In his three decades working in juvenile probation services, Randy Macak of McLean County, Il., has developed his own system for measuring the success of youth who have contact – brief or extended – with the criminal justice system. “Recidivism is not the only measurement. Sometimes, you’ve bettered their lives in some way in the course of working with them. And that means they may have made another mistake, but they’ve also finished a GED,” said Macak, who is deputy director of the county’s juvenile court services, reports the Associated Press.

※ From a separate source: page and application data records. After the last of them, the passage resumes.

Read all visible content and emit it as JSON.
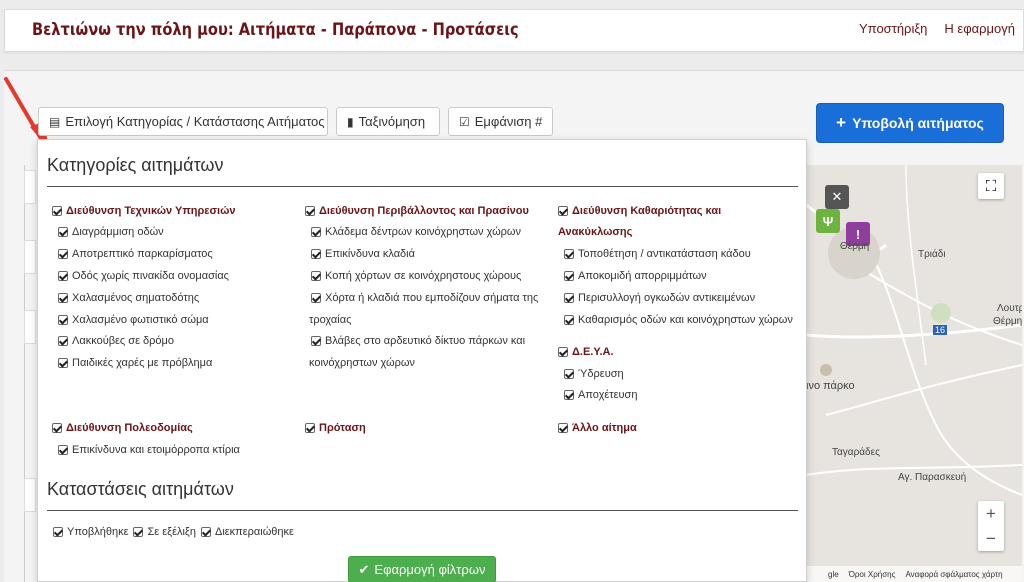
{
  "header": {
    "title": "Βελτιώνω την πόλη μου: Αιτήματα - Παράπονα - Προτάσεις",
    "nav": [
      "Υποστήριξη",
      "Η εφαρμογή"
    ]
  },
  "toolbar": {
    "category_btn": "Επιλογή Κατηγορίας / Κατάστασης Αιτήματος",
    "sort_btn": "Ταξινόμηση",
    "display_btn": "Εμφάνιση #",
    "submit_btn": "Υποβολή αιτήματος"
  },
  "filters": {
    "categories_title": "Κατηγορίες αιτημάτων",
    "statuses_title": "Καταστάσεις αιτημάτων",
    "apply_btn": "Εφαρμογή φίλτρων",
    "col1": {
      "head": "Διεύθυνση Τεχνικών Υπηρεσιών",
      "items": [
        "Διαγράμμιση οδών",
        "Αποτρεπτικό παρκαρίσματος",
        "Οδός χωρίς πινακίδα ονομασίας",
        "Χαλασμένος σηματοδότης",
        "Χαλασμένο φωτιστικό σώμα",
        "Λακκούβες σε δρόμο",
        "Παιδικές χαρές με πρόβλημα"
      ]
    },
    "col2": {
      "head": "Διεύθυνση Περιβάλλοντος και Πρασίνου",
      "items": [
        "Κλάδεμα δέντρων κοινόχρηστων χώρων",
        "Επικίνδυνα κλαδιά",
        "Κοπή χόρτων σε κοινόχρηστους χώρους",
        "Χόρτα ή κλαδιά που εμποδίζουν σήματα της",
        "τροχαίας",
        "Βλάβες στο αρδευτικό δίκτυο πάρκων και",
        "κοινόχρηστων χώρων"
      ]
    },
    "col3": {
      "head1": "Διεύθυνση Καθαριότητας και",
      "head2": "Ανακύκλωσης",
      "items": [
        "Τοποθέτηση / αντικατάσταση κάδου",
        "Αποκομιδή απορριμμάτων",
        "Περισυλλογή ογκωδών αντικειμένων",
        "Καθαρισμός οδών και κοινόχρηστων χώρων"
      ],
      "deya_head": "Δ.Ε.Υ.Α.",
      "deya_items": [
        "Ύδρευση",
        "Αποχέτευση"
      ]
    },
    "row2": {
      "pol_head": "Διεύθυνση Πολεοδομίας",
      "pol_items": [
        "Επικίνδυνα και ετοιμόρροπα κτίρια"
      ],
      "proposal_head": "Πρόταση",
      "other_head": "Άλλο αίτημα"
    },
    "statuses": [
      "Υποβλήθηκε",
      "Σε εξέλιξη",
      "Διεκπεραιώθηκε"
    ]
  },
  "map": {
    "labels": [
      "Θέρμη",
      "Τριάδι",
      "Λουτρ.",
      "Θέρμη",
      "16",
      "ινο πάρκο",
      "Ταγαράδες",
      "Αγ. Παρασκευή"
    ],
    "footer": [
      "gle",
      "Όροι Χρήσης",
      "Αναφορά σφάλματος χάρτη"
    ]
  },
  "colors": {
    "brand": "#6b1518",
    "primary": "#1a6ed8",
    "success": "#4cae4c"
  }
}
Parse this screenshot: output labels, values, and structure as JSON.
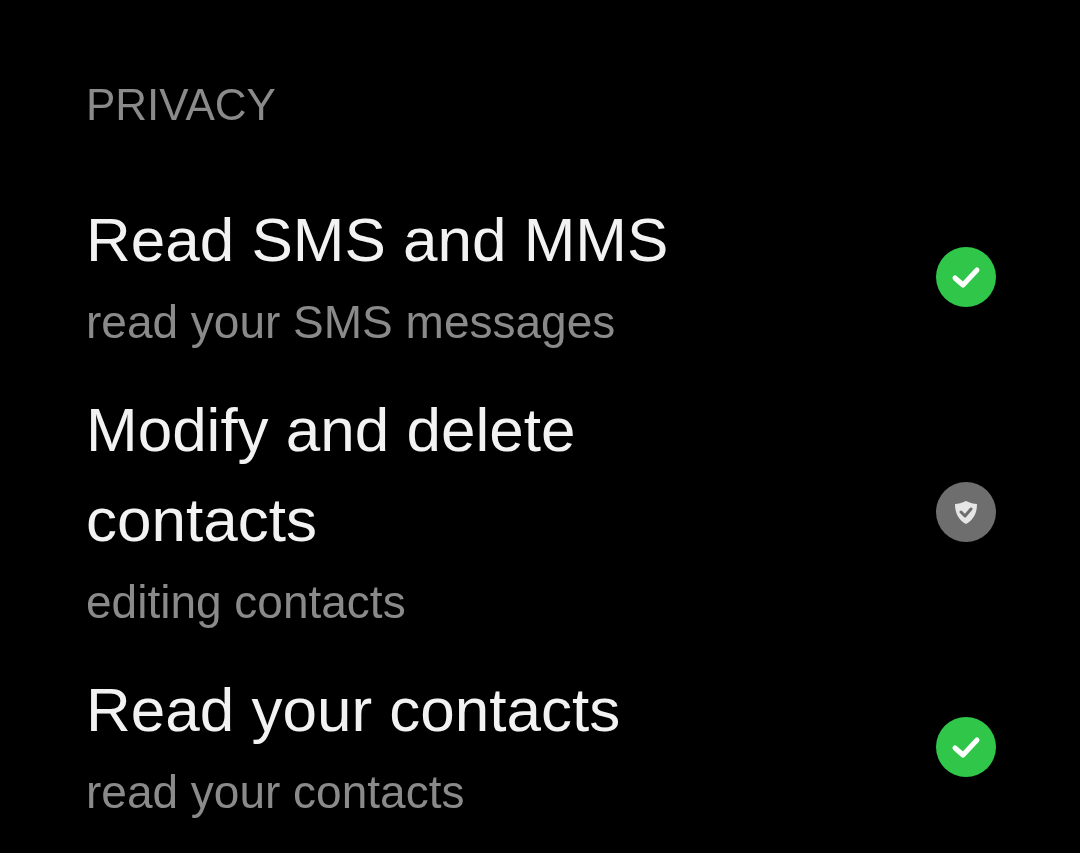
{
  "section": {
    "title": "PRIVACY"
  },
  "permissions": [
    {
      "title": "Read SMS and MMS",
      "subtitle": "read your SMS messages",
      "kind": "allowed"
    },
    {
      "title": "Modify and delete contacts",
      "subtitle": "editing contacts",
      "kind": "ask"
    },
    {
      "title": "Read your contacts",
      "subtitle": "read your contacts",
      "kind": "allowed"
    }
  ]
}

“Our officers take on the role of social workers,” said Macak, helping with everything from utility bills to issues at school. A probation officer with a caseload of 40 children also is dealing with 40 families. The goal, he said, is to keep youth out of the county’s juvenile detention center and in community-based services. In 2014, 183 youths between the ages of 10 and 17 were held in McLean County, a detention rate of 10.8 per 1,000 youths,. The state average is 8.8 percent per 1,000 youths. Elizabeth Clark, president of the Juvenile Justice Initiative, says ,“We believe juvenile detention is a broken system in Illinois and we want to find ways to improve things.” She maintains that the animal rights movement has seen more progress than what’s been accomplished for childrens’ rights.